However ... We will no longer pay for any items until we receive them for inspection and determine whether the "Mint" pieces are really just a bunch of junk! If you want to sell us anything ... put your price on it, send photos and descriptions and we all will arrive at a price. Ship it. When we find out it is as you describe we will immediately send payment. If it is not what you say it is we will return it. There are just too many people out there trying to pull the fast deal ... others who won't take the time to evaluate what they want to sell us ... and others who just have no idea of things. One way or the other you have to be accurate. In any case, before you want to sell us your collection ... go thru the steps.
If you want to keep your Autumn Leaf china and other fine china in like new condition, don't put it in your dishwasher. It may save time but especially any china with a gold, silver or platinum border, washing in a dishwasher will decrease the pristine look and the value over time by wearing off that crisp pattern and shiny border. This also applies to patterned tableware and gold or silver plate.
Hand washing with a normal dish detergent is the best way to care for your china. Putting 1/4 cup of vinegar in your wash water also helps to keep soap film off of both china and glasses.

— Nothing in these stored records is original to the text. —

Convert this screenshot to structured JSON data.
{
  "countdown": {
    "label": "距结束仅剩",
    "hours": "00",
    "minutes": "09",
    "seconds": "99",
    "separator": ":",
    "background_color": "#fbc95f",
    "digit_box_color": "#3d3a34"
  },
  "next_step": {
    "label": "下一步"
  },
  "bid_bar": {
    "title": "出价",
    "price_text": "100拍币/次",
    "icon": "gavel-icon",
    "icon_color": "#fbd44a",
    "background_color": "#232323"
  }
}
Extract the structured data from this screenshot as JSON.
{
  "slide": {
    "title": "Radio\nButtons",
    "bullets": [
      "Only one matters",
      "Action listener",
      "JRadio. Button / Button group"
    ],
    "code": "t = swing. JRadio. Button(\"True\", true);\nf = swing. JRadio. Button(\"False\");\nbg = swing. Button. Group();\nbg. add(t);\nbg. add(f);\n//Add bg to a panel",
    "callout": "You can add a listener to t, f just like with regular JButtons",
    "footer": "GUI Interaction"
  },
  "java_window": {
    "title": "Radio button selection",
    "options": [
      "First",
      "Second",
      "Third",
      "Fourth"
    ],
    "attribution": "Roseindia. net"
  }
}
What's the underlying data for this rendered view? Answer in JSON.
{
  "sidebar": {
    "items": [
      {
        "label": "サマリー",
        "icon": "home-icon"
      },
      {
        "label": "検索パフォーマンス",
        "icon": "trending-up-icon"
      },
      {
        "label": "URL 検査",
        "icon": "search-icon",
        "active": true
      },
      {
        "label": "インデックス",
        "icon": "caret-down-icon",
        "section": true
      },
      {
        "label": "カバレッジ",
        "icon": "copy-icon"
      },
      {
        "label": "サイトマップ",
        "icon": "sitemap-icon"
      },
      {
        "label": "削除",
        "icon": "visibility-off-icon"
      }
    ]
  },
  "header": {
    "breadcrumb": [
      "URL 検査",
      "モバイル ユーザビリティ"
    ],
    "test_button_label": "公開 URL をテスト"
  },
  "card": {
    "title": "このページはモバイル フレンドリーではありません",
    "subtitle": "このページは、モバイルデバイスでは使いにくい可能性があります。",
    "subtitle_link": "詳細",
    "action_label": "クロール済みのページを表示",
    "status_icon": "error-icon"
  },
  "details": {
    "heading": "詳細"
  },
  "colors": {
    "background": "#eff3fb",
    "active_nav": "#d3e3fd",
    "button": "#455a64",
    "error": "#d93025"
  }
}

When storing your china between uses, it is very helpful to place something in between each item. There are things made specifically for this purpose. Similar to coffee filters only thicker, they are cut in disk shape to put between plates. If you can't find those, paper napkins or paper plates will do. I also use this method on my every day dishes and they still look like new. It saves wear every time you take them out of your cabinets. In some of our descriptions of plates we have for sale we may say "like new" or "mint" but item shows stacking wear. Why not just be careful so when yours is passed on to the family or a collector it is really still in "mint" condition. Visit Jewel Tea Sales.